The Alexandria Digital Library Project at the University of California, Santa Barbara has received $5.4 million to continue its successful research and development of digital libraries.
The funding, which will be distributed over a five-year period, comes from a consortium of federal agencies led by the National Science Foundation, including the Defense Advanced Research Projects Agency (DARPA), National Aeronautics and Space Administration (NASA), the Library of Congress, the National Library of Medicine and the National Endowment for the Humanities.
Under this new funding, the project, directed by Terence R. Smith, will create an Alexandria Digital Earth Prototype (ADEPT).
"Our goal this time is to provide a broad variety of electronic services that will permit users of ADL's collections to construct their own personalized digital libraries from information available over the Internet," said Smith, professor of computer science and geography at UC Santa Barbara, "and to use these 'virtual' digital libraries in creative ways in collaboration with other users.
"In particular, the project will focus on supporting the construction of virtual digital libraries that can be used for classroom instruction purposes in a variety of disciplines, including the arts, humanities, and social, physical, and biological sciences. A significant component of the research is to study how ADEPT can be incorporated into undergraduate instruction and to study students' learning processes."
Project ADEPT will involve more than 15 faculty members and a similar number of students from UC Santa Barbara, UCLA, the San Diego Supercomputer Center at UC San Diego, Georgia Institute of Technology and the University of Georgia. The team also includes the ADL project's cadre of engineers, the staff of UC Santa Barbara's Map and Imagery Laboratory, the University of California's new California Digital Library and the Instructional Development offices at UC Santa Barbara and UCLA.
Created in 1994, the Alexandria Digital Library Project placed the collections of UC Santa Barbara's Map and Imagery Laboratory online in 1995. It received more than $6.5 million from a variety of sources, including $4 million from NSF, DARPA and NASA.
"What we've developed in the ADL Project is an operational digital library that now allows users scattered across the Internet to access collections of maps, images, and other geo-referenced materials from a 1.5-terabyte, and growing, collection of materials from UCSB's Map and Imagery Laboratory," Smith said.
"The operational version of ADL provides users with access to services allowing them to answer such questions as 'What information is available and what information can you provide me about a given phenomenon at a particular set of places?'"
Its success has captured the attention of the federal government and the scientific, library and academic communities.

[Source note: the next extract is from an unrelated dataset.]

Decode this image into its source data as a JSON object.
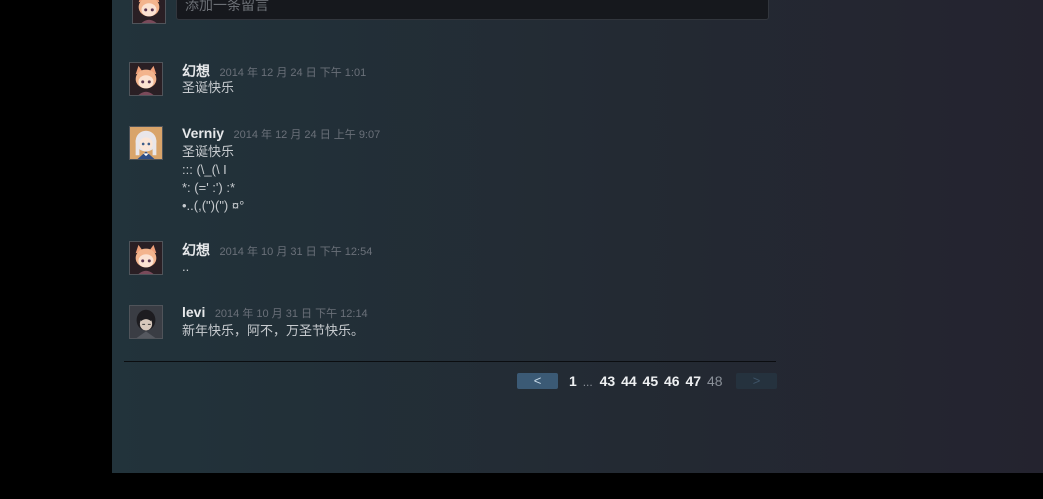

It has raised many people's awareness of the importance of spatially-indexed information in many applications and has provided new classes of library services relating to gazetteers and other information access tools.
This fall, ADL will become part of the California Digital Library, which the project helped develop. Currently, ADL is taking part in several important
undertakings, including the development of digital libraries for the National Partnership for Advanced Computational Infrastructure (NPACI) project at the San Diego Supercomputer Center.
Dr. Terence Smith, Department of Computer Science and Alexandria Digital Library Project Director
(805) 893-2966 www.alexandria.ucsb.edu
Edith Inta (805) 893-5324
Lillian Kurosaka (805) 893-4620